If you are on a low phosphorus diet, it’s important to keep portions in moderation. So while nuts are a source of organic phosphorus, they may need to be limited. Speak with your dietitian about other sources of phosphorus in your diet to see what could be causing higher than normal levels.
Learn more about the low phosphorus diet here.
Your doctor may also prescribe phosphorus binders to help control your phosphorus levels. Learn more about phosphorus binders here.
There’s another reason nuts can be so filling and satisfying. They’re loaded with fiber!
Hazelnuts have the highest fiber content, with over 3 grams of fiber per 1-oz serving.
Other nuts also high in fiber (about 3 grams per 1-oz serving) include;
While nuts themselves are typically very low in sodium, many packaged nuts will have added sodium.
Regular mixed nuts can have upwards of 90-100 milligrams of sodium per ounce. The amount will vary depending on the brand and specific product.
This is still considered low sodium per serving. The important thing to remember is the serving size, which is generally listed as 28 grams or 1 ounce.
If you prefer snacking on nuts lightly salted, it may be helpful to buy portioned packs of nuts like these Planter’s 1-oz Salted Peanuts packs*. These are kept to 1-oz servings, which means sodium is only 100mg per bag.
Beware that some of the snack packs are in 2.25-oz servings, which can contribute more than double the potassium content from a 1-oz serving.
If you’re a fan of honey-roasted nuts or glazed walnuts, keep sugar in mind.
An ounce of honey roasted nuts can give about 6 grams of sugar. The daily added sugar allowance is 25 grams for women and 36 grams for men.
Check out these honey-roasted macadamia nuts* that are portioned out to 0.5-oz servings. With only 40 milligrams of potassium and 3 grams of added sugar per pack, they make a great sweet snack!
If you have more concerns about sugar because of diabetes, read more about the renal diabetic diet here.
If you have kidney stones and need to limit oxalates, nuts may be something to be wary of.
Almonds are particularly high in oxalates. Other high oxalate nuts include;
- Brazil nuts
- Pine Nuts
The lowest oxalate nuts include pistachios and chestnuts.
Learn more about preventing kidney stones here.
How to Store Nuts
As we’ve discussed, nuts can be a part of a renal diet. But how should you store nuts in your kitchen?
In the Pantry
For easy grab-and-go, nuts can be stored in airtight containers in a cool, dry place.
Nuts have a shelf life of about 4 months in a room-temperature environment.

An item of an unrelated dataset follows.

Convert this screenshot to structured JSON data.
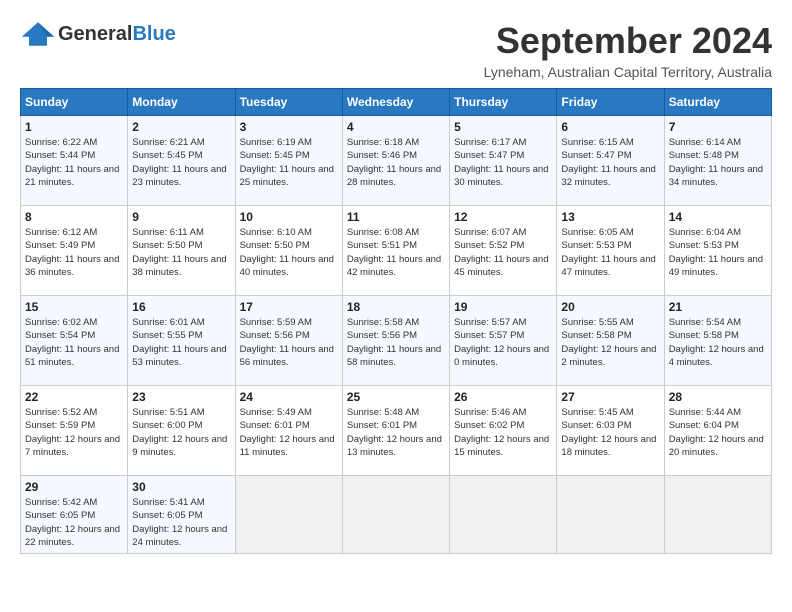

In the Fridge or Freezer
If you buy nuts in bulk or don’t use very often, it is helpful to split up the package and store portions in the fridge and freezer.
The cold temperatures can help prevent the fat in nuts from oxidizing or going rancid.

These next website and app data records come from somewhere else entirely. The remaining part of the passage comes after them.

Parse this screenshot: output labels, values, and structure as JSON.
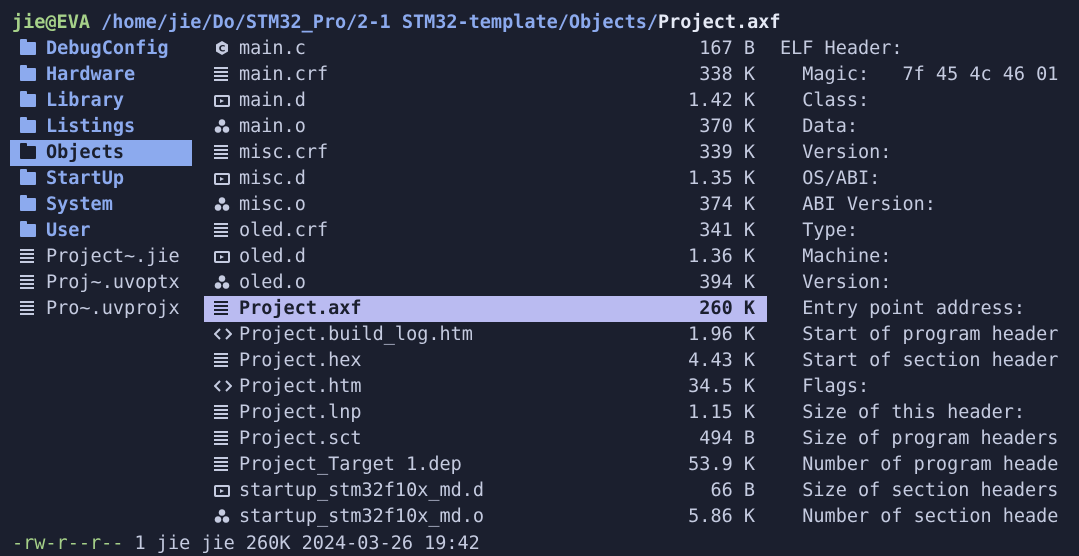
{
  "title": {
    "user_host": "jie@EVA",
    "path": " /home/jie/Do/STM32_Pro/2-1 STM32-template/Objects/",
    "current_file": "Project.axf"
  },
  "parent": [
    {
      "name": "DebugConfig",
      "type": "dir",
      "icon": "folder-icon"
    },
    {
      "name": "Hardware",
      "type": "dir",
      "icon": "folder-icon"
    },
    {
      "name": "Library",
      "type": "dir",
      "icon": "folder-icon"
    },
    {
      "name": "Listings",
      "type": "dir",
      "icon": "folder-icon"
    },
    {
      "name": "Objects",
      "type": "dir",
      "icon": "folder-icon",
      "selected": true
    },
    {
      "name": "StartUp",
      "type": "dir",
      "icon": "folder-icon"
    },
    {
      "name": "System",
      "type": "dir",
      "icon": "folder-icon"
    },
    {
      "name": "User",
      "type": "dir",
      "icon": "folder-icon"
    },
    {
      "name": "Project~.jie",
      "type": "file",
      "icon": "text-file-icon"
    },
    {
      "name": "Proj~.uvoptx",
      "type": "file",
      "icon": "text-file-icon"
    },
    {
      "name": "Pro~.uvprojx",
      "type": "file",
      "icon": "text-file-icon"
    }
  ],
  "files": [
    {
      "name": "main.c",
      "size": "167 B",
      "icon": "c-source-icon"
    },
    {
      "name": "main.crf",
      "size": "338 K",
      "icon": "text-file-icon"
    },
    {
      "name": "main.d",
      "size": "1.42 K",
      "icon": "dep-file-icon"
    },
    {
      "name": "main.o",
      "size": "370 K",
      "icon": "object-file-icon"
    },
    {
      "name": "misc.crf",
      "size": "339 K",
      "icon": "text-file-icon"
    },
    {
      "name": "misc.d",
      "size": "1.35 K",
      "icon": "dep-file-icon"
    },
    {
      "name": "misc.o",
      "size": "374 K",
      "icon": "object-file-icon"
    },
    {
      "name": "oled.crf",
      "size": "341 K",
      "icon": "text-file-icon"
    },
    {
      "name": "oled.d",
      "size": "1.36 K",
      "icon": "dep-file-icon"
    },
    {
      "name": "oled.o",
      "size": "394 K",
      "icon": "object-file-icon"
    },
    {
      "name": "Project.axf",
      "size": "260 K",
      "icon": "text-file-icon",
      "selected": true
    },
    {
      "name": "Project.build_log.htm",
      "size": "1.96 K",
      "icon": "code-icon"
    },
    {
      "name": "Project.hex",
      "size": "4.43 K",
      "icon": "text-file-icon"
    },
    {
      "name": "Project.htm",
      "size": "34.5 K",
      "icon": "code-icon"
    },
    {
      "name": "Project.lnp",
      "size": "1.15 K",
      "icon": "text-file-icon"
    },
    {
      "name": "Project.sct",
      "size": "494 B",
      "icon": "text-file-icon"
    },
    {
      "name": "Project_Target 1.dep",
      "size": "53.9 K",
      "icon": "text-file-icon"
    },
    {
      "name": "startup_stm32f10x_md.d",
      "size": "66 B",
      "icon": "dep-file-icon"
    },
    {
      "name": "startup_stm32f10x_md.o",
      "size": "5.86 K",
      "icon": "object-file-icon"
    }
  ],
  "preview": [
    "ELF Header:",
    "  Magic:   7f 45 4c 46 01",
    "  Class:",
    "  Data:",
    "  Version:",
    "  OS/ABI:",
    "  ABI Version:",
    "  Type:",
    "  Machine:",
    "  Version:",
    "  Entry point address:",
    "  Start of program header",
    "  Start of section header",
    "  Flags:",
    "  Size of this header:",
    "  Size of program headers",
    "  Number of program heade",
    "  Size of section headers",
    "  Number of section heade"
  ],
  "status": {
    "permissions": "-rw-r--r--",
    "info": " 1 jie jie 260K 2024-03-26 19:42"
  },
  "colors": {
    "background": "#1b1f2e",
    "directory": "#8caaee",
    "selection": "#babbf1",
    "user": "#a6d189"
  }
}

Store the nuts in freezer bags or airtight containers. This method will keep nuts for up to 12 months.
Even though there is potassium in nuts, they can absolutely be a part of a renal diet.

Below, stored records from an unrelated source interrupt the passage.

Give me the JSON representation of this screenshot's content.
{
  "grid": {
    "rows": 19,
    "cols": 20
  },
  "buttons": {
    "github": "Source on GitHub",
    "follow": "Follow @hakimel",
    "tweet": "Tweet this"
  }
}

For those that need to follow a low potassium diet, stick to the lowest potassium nuts like macadamia nuts, pecans, and walnuts.
If there’s no need to restrict potassium, try to include some of the high potassium nuts like almonds and pistachios.
Other nutrients that may need to be considered when adding nuts include protein, sodium, and oxalates.
What’s your favorite type of nut to enjoy in a renal diet? Comment below!
9 thoughts on “Potassium in Nuts: How You Can Eat Nuts on a Renal Diet”
Wonderful Advice. Thank you very muxh.
Thank you for the kind words, Norma! We’re so happy to hear it’s helped. 🙂
Great article and good advice for someone on a renal diet!!
Thank you so much, Reginald! 🙂
I am 77 years old male ,& I am on stage 3 Ckd for 13 years after kidney failure do for hypertension, I eat a lots of verities of raw nuts ,but my potassium & phosphorus are normal , what is the secret.
Sounds like you’re probably doing a lot more kidney-friendly things than you realize! 😉
can potassium be leached from nuts like beans? let them sit in water for 12 hours. thx
Yes, potassium can be leached from nuts. The amount will vary though, and food journals will not be able to track a percent, but if potassium is a concern it may be a good step if making your own nut butter or nut milk. 😋
I rarely comment on blogs … But your piece deserves it. Thank you